WHAT IS EXPECTED =>
Please reproduce all of the lines below, word for word and in full.

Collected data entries
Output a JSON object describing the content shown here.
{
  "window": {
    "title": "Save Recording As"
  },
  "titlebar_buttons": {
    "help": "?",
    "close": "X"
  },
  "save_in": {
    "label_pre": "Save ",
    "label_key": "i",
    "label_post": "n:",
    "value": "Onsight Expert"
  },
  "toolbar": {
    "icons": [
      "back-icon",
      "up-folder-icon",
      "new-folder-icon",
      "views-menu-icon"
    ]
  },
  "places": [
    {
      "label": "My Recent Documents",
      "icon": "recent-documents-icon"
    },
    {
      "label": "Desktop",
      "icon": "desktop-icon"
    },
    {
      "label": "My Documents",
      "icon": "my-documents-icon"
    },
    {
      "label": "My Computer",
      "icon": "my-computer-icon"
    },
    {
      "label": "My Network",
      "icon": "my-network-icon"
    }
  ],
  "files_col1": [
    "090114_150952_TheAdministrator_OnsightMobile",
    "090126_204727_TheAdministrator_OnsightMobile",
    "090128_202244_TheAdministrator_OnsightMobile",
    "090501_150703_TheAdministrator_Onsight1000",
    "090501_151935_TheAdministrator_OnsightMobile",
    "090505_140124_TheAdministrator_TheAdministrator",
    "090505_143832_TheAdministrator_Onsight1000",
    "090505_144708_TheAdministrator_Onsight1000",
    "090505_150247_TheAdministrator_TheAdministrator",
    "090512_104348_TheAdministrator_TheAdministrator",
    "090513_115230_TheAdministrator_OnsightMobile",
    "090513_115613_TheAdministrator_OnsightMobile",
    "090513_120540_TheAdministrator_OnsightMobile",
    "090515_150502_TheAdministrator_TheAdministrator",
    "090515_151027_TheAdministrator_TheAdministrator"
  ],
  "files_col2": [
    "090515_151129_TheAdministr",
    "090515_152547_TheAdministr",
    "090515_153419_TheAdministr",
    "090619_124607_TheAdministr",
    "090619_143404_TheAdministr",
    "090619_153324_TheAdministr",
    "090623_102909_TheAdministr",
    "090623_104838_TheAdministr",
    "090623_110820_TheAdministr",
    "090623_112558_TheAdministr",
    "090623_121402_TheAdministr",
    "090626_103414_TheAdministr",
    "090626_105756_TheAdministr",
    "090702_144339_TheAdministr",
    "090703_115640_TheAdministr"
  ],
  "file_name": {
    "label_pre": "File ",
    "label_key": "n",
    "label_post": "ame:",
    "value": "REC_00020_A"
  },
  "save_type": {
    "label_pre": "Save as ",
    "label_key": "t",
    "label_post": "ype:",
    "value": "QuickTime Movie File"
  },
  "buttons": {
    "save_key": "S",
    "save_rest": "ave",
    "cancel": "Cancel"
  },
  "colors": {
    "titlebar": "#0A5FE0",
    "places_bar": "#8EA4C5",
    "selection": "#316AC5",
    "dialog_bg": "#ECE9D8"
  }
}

TASK RESULT =>
Output a JSON object describing the content shown here.
{
  "window": {
    "title": "Save Recording As"
  },
  "titlebar_buttons": {
    "help": "?",
    "close": "X"
  },
  "save_in": {
    "label_pre": "Save ",
    "label_key": "i",
    "label_post": "n:",
    "value": "Onsight Expert"
  },
  "toolbar": {
    "icons": [
      "back-icon",
      "up-folder-icon",
      "new-folder-icon",
      "views-menu-icon"
    ]
  },
  "places": [
    {
      "label": "My Recent Documents",
      "icon": "recent-documents-icon"
    },
    {
      "label": "Desktop",
      "icon": "desktop-icon"
    },
    {
      "label": "My Documents",
      "icon": "my-documents-icon"
    },
    {
      "label": "My Computer",
      "icon": "my-computer-icon"
    },
    {
      "label": "My Network",
      "icon": "my-network-icon"
    }
  ],
  "files_col1": [
    "090114_150952_TheAdministrator_OnsightMobile",
    "090126_204727_TheAdministrator_OnsightMobile",
    "090128_202244_TheAdministrator_OnsightMobile",
    "090501_150703_TheAdministrator_Onsight1000",
    "090501_151935_TheAdministrator_OnsightMobile",
    "090505_140124_TheAdministrator_TheAdministrator",
    "090505_143832_TheAdministrator_Onsight1000",
    "090505_144708_TheAdministrator_Onsight1000",
    "090505_150247_TheAdministrator_TheAdministrator",
    "090512_104348_TheAdministrator_TheAdministrator",
    "090513_115230_TheAdministrator_OnsightMobile",
    "090513_115613_TheAdministrator_OnsightMobile",
    "090513_120540_TheAdministrator_OnsightMobile",
    "090515_150502_TheAdministrator_TheAdministrator",
    "090515_151027_TheAdministrator_TheAdministrator"
  ],
  "files_col2": [
    "090515_151129_TheAdministr",
    "090515_152547_TheAdministr",
    "090515_153419_TheAdministr",
    "090619_124607_TheAdministr",
    "090619_143404_TheAdministr",
    "090619_153324_TheAdministr",
    "090623_102909_TheAdministr",
    "090623_104838_TheAdministr",
    "090623_110820_TheAdministr",
    "090623_112558_TheAdministr",
    "090623_121402_TheAdministr",
    "090626_103414_TheAdministr",
    "090626_105756_TheAdministr",
    "090702_144339_TheAdministr",
    "090703_115640_TheAdministr"
  ],
  "file_name": {
    "label_pre": "File ",
    "label_key": "n",
    "label_post": "ame:",
    "value": "REC_00020_A"
  },
  "save_type": {
    "label_pre": "Save as ",
    "label_key": "t",
    "label_post": "ype:",
    "value": "QuickTime Movie File"
  },
  "buttons": {
    "save_key": "S",
    "save_rest": "ave",
    "cancel": "Cancel"
  },
  "colors": {
    "titlebar": "#0A5FE0",
    "places_bar": "#8EA4C5",
    "selection": "#316AC5",
    "dialog_bg": "#ECE9D8"
  }
}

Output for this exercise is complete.